Step 1: Capture the Conversation
When software components communicate, they use a structured format and conversation, also known as a protocol. Within this structured conversation, observations can be made about static vs. dynamic elements, conversation content and data (the payload), and other aspects of the relationship between the components to create an understanding of the software interaction.
Step 2: Process the Captured Conversation
Here, the Service Virtualization tool evaluates the requirements of the engineering specifications provided or analyzes the captured conversations between components. It is this processing and clever approach to the captured data that is what differentiates using a tool like CA Service Virtualization vs. stubs and mocks.
Step 3: Create a Useable Model
CA Service Virtualization converts these captured conversations and processed protocol request/response pairs into a sophisticated, dynamic model that lives and breathes very similarly to the real thing, and provides the scenario coverage and capabilities for software development and testing activities. The Service Virtualization tool is able to handle difficult tasks such as identifying dynamic data, stateful conversations requiring session IDs and other stateful techniques, and observe real-world variability and dynamic behavior of the conversations. After processing, CA Service Virtualization compiles a conversation into a stateful (or stateless, if desired) model. In this model, we now have the ability to handle challenges like state, automatic dynamic data processing, even populating responses with “fake” suitable test data, automatically solving a huge challenge common for customers around test data management. It is this compilation step that gives the model the rich, dynamic functionality required for realistic virtualization, and makes it not fragile and break-prone as developers use it in new cases and scenarios.

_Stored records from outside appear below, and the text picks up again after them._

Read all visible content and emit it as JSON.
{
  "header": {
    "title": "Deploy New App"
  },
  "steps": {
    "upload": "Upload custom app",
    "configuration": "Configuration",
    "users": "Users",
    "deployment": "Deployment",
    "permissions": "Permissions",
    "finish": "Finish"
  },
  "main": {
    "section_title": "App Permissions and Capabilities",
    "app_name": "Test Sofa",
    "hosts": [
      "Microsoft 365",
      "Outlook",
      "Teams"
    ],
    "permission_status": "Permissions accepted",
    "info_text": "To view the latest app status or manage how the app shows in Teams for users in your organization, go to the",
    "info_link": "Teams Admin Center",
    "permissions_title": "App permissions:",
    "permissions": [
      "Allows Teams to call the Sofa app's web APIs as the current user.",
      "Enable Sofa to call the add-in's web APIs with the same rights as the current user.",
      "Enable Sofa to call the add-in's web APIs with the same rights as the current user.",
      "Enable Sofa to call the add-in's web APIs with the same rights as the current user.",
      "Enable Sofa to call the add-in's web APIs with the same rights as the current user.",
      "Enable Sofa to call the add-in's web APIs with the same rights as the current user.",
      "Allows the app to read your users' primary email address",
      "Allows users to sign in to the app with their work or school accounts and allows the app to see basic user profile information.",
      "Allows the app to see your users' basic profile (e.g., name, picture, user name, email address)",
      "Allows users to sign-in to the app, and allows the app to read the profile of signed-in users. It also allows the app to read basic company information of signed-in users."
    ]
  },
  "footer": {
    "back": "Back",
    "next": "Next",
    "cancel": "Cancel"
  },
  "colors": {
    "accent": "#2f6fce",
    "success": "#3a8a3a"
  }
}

If you want more details on the specifics of how to create virtual services from recordings, R/R pairs, WSDLs and other forms, as well as seeing it all done on video, you can visit the latest CA Service Virtualization documentation site here.
With Service Virtualization, testing teams get access to the dependent systems and services they need to test without having to wait on development or ops. Say someone needs to test a particular service and the service has to be deployed or provisioned by a third party, and only after that happens will you be able to test your part of the code. Well, with Service Virtualization, by using sample request/response pairs, a tester can create, deploy and use the virtual service and no longer be dependent on any third party, saving time and money.
For example, CA Service Virtualization automatically detects dynamic date behavior and can model dates to be scenario accurate, regardless of the actual date of the transaction or virtualized response. This creates models that work well into the future, unlike static stubbing and mocking, which is either fragile or very expensive to create and maintain.